* Required work: Each entry is to be repeated word for word, and the images are to be dropped.

Entries from a dataset of interfaces:
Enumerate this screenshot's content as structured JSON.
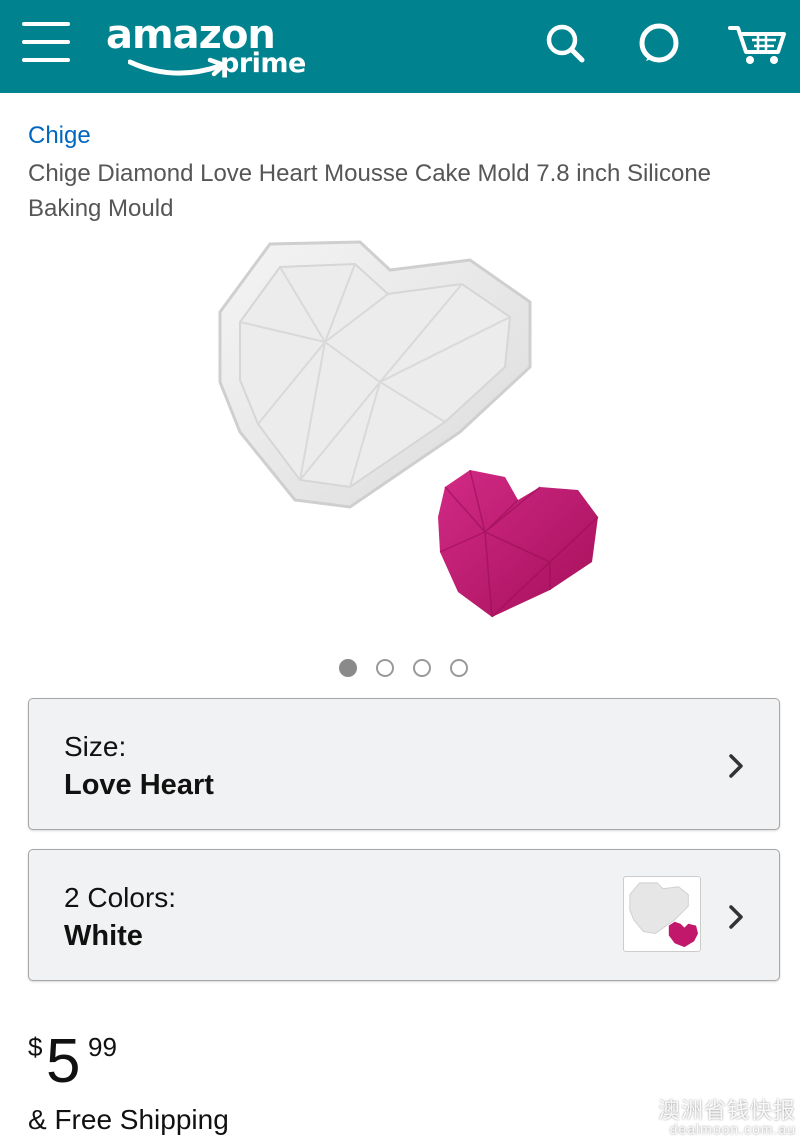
{
  "header": {
    "logo_word": "amazon",
    "logo_sub": "prime",
    "icons": [
      "menu-icon",
      "search-icon",
      "alexa-icon",
      "cart-icon"
    ],
    "brand_color": "#00838F"
  },
  "product": {
    "brand": "Chige",
    "title": "Chige Diamond Love Heart Mousse Cake Mold 7.8 inch Silicone Baking Mould",
    "image_count": 4,
    "active_image": 1
  },
  "size_selector": {
    "label": "Size:",
    "value": "Love Heart"
  },
  "color_selector": {
    "label": "2 Colors:",
    "value": "White"
  },
  "price": {
    "currency": "$",
    "whole": "5",
    "fraction": "99"
  },
  "shipping": "& Free Shipping",
  "watermark": {
    "cn": "澳洲省钱快报",
    "en": "dealmoon.com.au"
  },
  "colors": {
    "link": "#0066C0",
    "heart_pink": "#C2186B"
  }
}
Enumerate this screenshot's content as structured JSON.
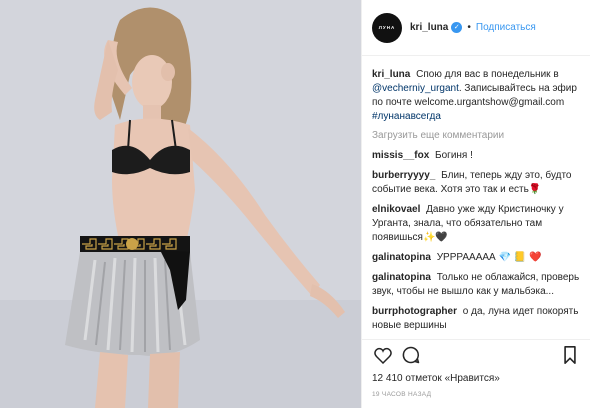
{
  "header": {
    "avatar_text": "ЛУНА",
    "username": "kri_luna",
    "separator": "•",
    "follow_label": "Подписаться"
  },
  "caption": {
    "user": "kri_luna",
    "text_1": "Спою для вас в понедельник в",
    "mention": "@vecherniy_urgant",
    "text_2": ". Записывайтесь на эфир по почте welcome.urgantshow@gmail.com",
    "hashtag": "#лунанавсегда"
  },
  "load_more_label": "Загрузить еще комментарии",
  "comments": [
    {
      "user": "missis__fox",
      "text": "Богиня !"
    },
    {
      "user": "burberryyyy_",
      "text": "Блин, теперь жду это, будто событие века. Хотя это так и есть🌹"
    },
    {
      "user": "elnikovael",
      "text": "Давно уже жду Кристиночку у Урганта, знала, что обязательно там появишься✨🖤"
    },
    {
      "user": "galinatopina",
      "text": "УРРРААААА 💎 📒 ❤️"
    },
    {
      "user": "galinatopina",
      "text": "Только не облажайся, проверь звук, чтобы не вышло как у мальбэка..."
    },
    {
      "user": "burrphotographer",
      "text": "о да, луна идет покорять новые вершины"
    }
  ],
  "likes_text": "12 410 отметок «Нравится»",
  "time_text": "19 ЧАСОВ НАЗАД",
  "icons": [
    "heart-icon",
    "comment-icon",
    "bookmark-icon",
    "verified-badge-icon"
  ],
  "colors": {
    "link_blue": "#3897f0",
    "mention_blue": "#003569",
    "muted": "#999999",
    "text": "#262626"
  }
}
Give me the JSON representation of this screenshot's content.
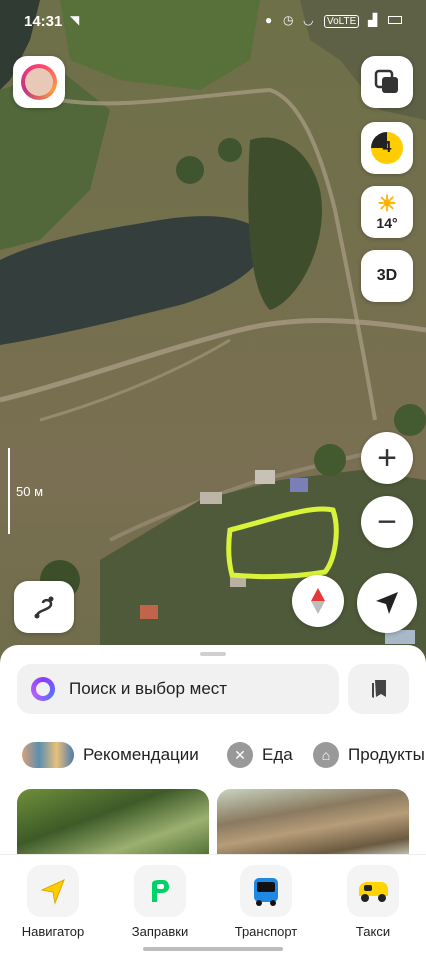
{
  "status_bar": {
    "time": "14:31",
    "network": "VoLTE"
  },
  "map": {
    "speed_value": "4",
    "weather_temp": "14°",
    "mode_3d_label": "3D",
    "zoom_in_label": "+",
    "zoom_out_label": "−",
    "scale_label": "50 м"
  },
  "sheet": {
    "search_placeholder": "Поиск и выбор мест",
    "categories": [
      {
        "label": "Рекомендации",
        "icon": "recommendations-icon"
      },
      {
        "label": "Еда",
        "icon": "food-icon"
      },
      {
        "label": "Продукты",
        "icon": "basket-icon"
      }
    ]
  },
  "nav": {
    "items": [
      {
        "label": "Навигатор",
        "icon": "navigator-icon"
      },
      {
        "label": "Заправки",
        "icon": "fuel-icon"
      },
      {
        "label": "Транспорт",
        "icon": "bus-icon"
      },
      {
        "label": "Такси",
        "icon": "taxi-icon"
      }
    ]
  },
  "colors": {
    "highlight": "#d9f23a",
    "compass_red": "#e53935",
    "speed_yellow": "#ffcc00",
    "alice_purple": "#8a3ffc"
  }
}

* Task result:
Enumerate this screenshot's content as structured JSON.
{
  "header": {
    "logo_word": "amazon",
    "logo_sub": "prime",
    "icons": [
      "menu-icon",
      "search-icon",
      "alexa-icon",
      "cart-icon"
    ],
    "brand_color": "#00838F"
  },
  "product": {
    "brand": "Chige",
    "title": "Chige Diamond Love Heart Mousse Cake Mold 7.8 inch Silicone Baking Mould",
    "image_count": 4,
    "active_image": 1
  },
  "size_selector": {
    "label": "Size:",
    "value": "Love Heart"
  },
  "color_selector": {
    "label": "2 Colors:",
    "value": "White"
  },
  "price": {
    "currency": "$",
    "whole": "5",
    "fraction": "99"
  },
  "shipping": "& Free Shipping",
  "watermark": {
    "cn": "澳洲省钱快报",
    "en": "dealmoon.com.au"
  },
  "colors": {
    "link": "#0066C0",
    "heart_pink": "#C2186B"
  }
}
Enumerate this screenshot's content as structured JSON.
{
  "header": {
    "avatar_text": "ЛУНА",
    "username": "kri_luna",
    "separator": "•",
    "follow_label": "Подписаться"
  },
  "caption": {
    "user": "kri_luna",
    "text_1": "Спою для вас в понедельник в",
    "mention": "@vecherniy_urgant",
    "text_2": ". Записывайтесь на эфир по почте welcome.urgantshow@gmail.com",
    "hashtag": "#лунанавсегда"
  },
  "load_more_label": "Загрузить еще комментарии",
  "comments": [
    {
      "user": "missis__fox",
      "text": "Богиня !"
    },
    {
      "user": "burberryyyy_",
      "text": "Блин, теперь жду это, будто событие века. Хотя это так и есть🌹"
    },
    {
      "user": "elnikovael",
      "text": "Давно уже жду Кристиночку у Урганта, знала, что обязательно там появишься✨🖤"
    },
    {
      "user": "galinatopina",
      "text": "УРРРААААА 💎 📒 ❤️"
    },
    {
      "user": "galinatopina",
      "text": "Только не облажайся, проверь звук, чтобы не вышло как у мальбэка..."
    },
    {
      "user": "burrphotographer",
      "text": "о да, луна идет покорять новые вершины"
    }
  ],
  "likes_text": "12 410 отметок «Нравится»",
  "time_text": "19 ЧАСОВ НАЗАД",
  "icons": [
    "heart-icon",
    "comment-icon",
    "bookmark-icon",
    "verified-badge-icon"
  ],
  "colors": {
    "link_blue": "#3897f0",
    "mention_blue": "#003569",
    "muted": "#999999",
    "text": "#262626"
  }
}
Give me the JSON representation of this screenshot's content.
{
  "status_bar": {
    "time": "14:31",
    "network": "VoLTE"
  },
  "map": {
    "speed_value": "4",
    "weather_temp": "14°",
    "mode_3d_label": "3D",
    "zoom_in_label": "+",
    "zoom_out_label": "−",
    "scale_label": "50 м"
  },
  "sheet": {
    "search_placeholder": "Поиск и выбор мест",
    "categories": [
      {
        "label": "Рекомендации",
        "icon": "recommendations-icon"
      },
      {
        "label": "Еда",
        "icon": "food-icon"
      },
      {
        "label": "Продукты",
        "icon": "basket-icon"
      }
    ]
  },
  "nav": {
    "items": [
      {
        "label": "Навигатор",
        "icon": "navigator-icon"
      },
      {
        "label": "Заправки",
        "icon": "fuel-icon"
      },
      {
        "label": "Транспорт",
        "icon": "bus-icon"
      },
      {
        "label": "Такси",
        "icon": "taxi-icon"
      }
    ]
  },
  "colors": {
    "highlight": "#d9f23a",
    "compass_red": "#e53935",
    "speed_yellow": "#ffcc00",
    "alice_purple": "#8a3ffc"
  }
}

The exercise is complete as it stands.